The evolution of the CO2 concentration in the atmosphere is now widely acknowledged
as a major concern for the future of the Earth climate.
In order to stabilize the CO2 content below 500ppmv several strategies will have to
be employed during the 21st century.
Energy efficiency, CO2 capture and storage, nuclear energy and renewable energies
will share the overall efforts, to a different extend.
Among all renewable, geothermal energy is now ranked 3rd after hydropower, biomass
and wind energy. Interestingly, geothermal can produce either heat or power on a
continuous basis. Despite this interesting situation, the growth rate of geothermal
installed capacity is not so high than the ones of wind energy or biomass.
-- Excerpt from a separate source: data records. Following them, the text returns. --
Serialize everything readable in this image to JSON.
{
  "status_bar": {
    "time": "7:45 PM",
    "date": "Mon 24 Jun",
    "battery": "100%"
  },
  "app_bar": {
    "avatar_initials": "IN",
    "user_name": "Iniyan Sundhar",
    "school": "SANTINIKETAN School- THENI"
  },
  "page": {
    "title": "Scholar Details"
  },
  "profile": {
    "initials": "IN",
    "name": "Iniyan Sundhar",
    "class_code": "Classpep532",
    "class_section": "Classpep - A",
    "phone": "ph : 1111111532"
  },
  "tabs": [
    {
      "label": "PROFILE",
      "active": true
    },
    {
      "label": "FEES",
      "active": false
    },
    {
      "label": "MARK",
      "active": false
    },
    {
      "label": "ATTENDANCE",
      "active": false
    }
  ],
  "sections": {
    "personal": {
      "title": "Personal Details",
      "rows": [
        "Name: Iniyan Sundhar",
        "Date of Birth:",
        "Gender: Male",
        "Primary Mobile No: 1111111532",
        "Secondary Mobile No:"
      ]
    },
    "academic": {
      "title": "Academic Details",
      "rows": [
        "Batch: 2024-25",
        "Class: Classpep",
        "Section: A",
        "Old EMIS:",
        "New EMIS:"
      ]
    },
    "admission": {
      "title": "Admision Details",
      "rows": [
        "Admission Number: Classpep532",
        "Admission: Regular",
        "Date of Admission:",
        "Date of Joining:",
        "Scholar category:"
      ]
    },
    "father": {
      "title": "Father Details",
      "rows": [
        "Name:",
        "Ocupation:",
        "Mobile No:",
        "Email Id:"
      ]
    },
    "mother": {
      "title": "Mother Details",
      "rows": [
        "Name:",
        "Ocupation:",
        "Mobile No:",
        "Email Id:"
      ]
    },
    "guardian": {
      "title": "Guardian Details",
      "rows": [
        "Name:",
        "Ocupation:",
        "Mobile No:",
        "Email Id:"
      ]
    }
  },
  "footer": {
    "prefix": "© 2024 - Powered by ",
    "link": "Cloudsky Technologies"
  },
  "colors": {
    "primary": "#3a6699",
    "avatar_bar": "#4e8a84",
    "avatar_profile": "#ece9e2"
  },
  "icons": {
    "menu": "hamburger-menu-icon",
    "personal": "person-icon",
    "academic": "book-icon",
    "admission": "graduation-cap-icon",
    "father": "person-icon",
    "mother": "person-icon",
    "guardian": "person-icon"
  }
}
This is
probably due to the fact that the thermal and permeability properties of underground
geological structures are difficult to assess leading to somewhat high capital risk
of many geothermal projects. Even if this knowledge could be greatly improved, the
spatial distribution of high grade (good temperature, good permeability) geothermal
resources is rather scarce.
This is the reason why the development of Engineered Geothermal Systems (EGS) is so
important to allow a rapid growth of heat and power production in a large percentage
of the continents.
The most important gaps to be fulfilled before achieving this growth are probably
linked with the reduction of drilling costs and with the complete mastering of the
creation and the maintenance of the underground heat exchanger.
The ENGINE Coordination Action will allow European research organizations to share
their expertise with industries and public entities. Many crucial aspects of the
development of EGS will be presented during this launching conference.